EXERCISE MATERIAL
•••••
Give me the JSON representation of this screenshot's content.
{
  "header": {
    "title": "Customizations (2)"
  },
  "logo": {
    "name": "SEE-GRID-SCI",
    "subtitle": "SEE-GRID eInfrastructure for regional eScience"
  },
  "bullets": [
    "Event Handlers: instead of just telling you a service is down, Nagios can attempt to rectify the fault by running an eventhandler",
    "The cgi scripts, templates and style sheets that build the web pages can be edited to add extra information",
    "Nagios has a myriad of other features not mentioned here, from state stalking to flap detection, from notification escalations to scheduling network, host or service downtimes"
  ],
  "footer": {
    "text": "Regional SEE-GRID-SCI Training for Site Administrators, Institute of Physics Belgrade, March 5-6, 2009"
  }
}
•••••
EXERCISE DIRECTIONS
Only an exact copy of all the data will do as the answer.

WRITTEN RESPONSE
Give me the JSON representation of this screenshot's content.
{
  "header": {
    "title": "Customizations (2)"
  },
  "logo": {
    "name": "SEE-GRID-SCI",
    "subtitle": "SEE-GRID eInfrastructure for regional eScience"
  },
  "bullets": [
    "Event Handlers: instead of just telling you a service is down, Nagios can attempt to rectify the fault by running an eventhandler",
    "The cgi scripts, templates and style sheets that build the web pages can be edited to add extra information",
    "Nagios has a myriad of other features not mentioned here, from state stalking to flap detection, from notification escalations to scheduling network, host or service downtimes"
  ],
  "footer": {
    "text": "Regional SEE-GRID-SCI Training for Site Administrators, Institute of Physics Belgrade, March 5-6, 2009"
  }
}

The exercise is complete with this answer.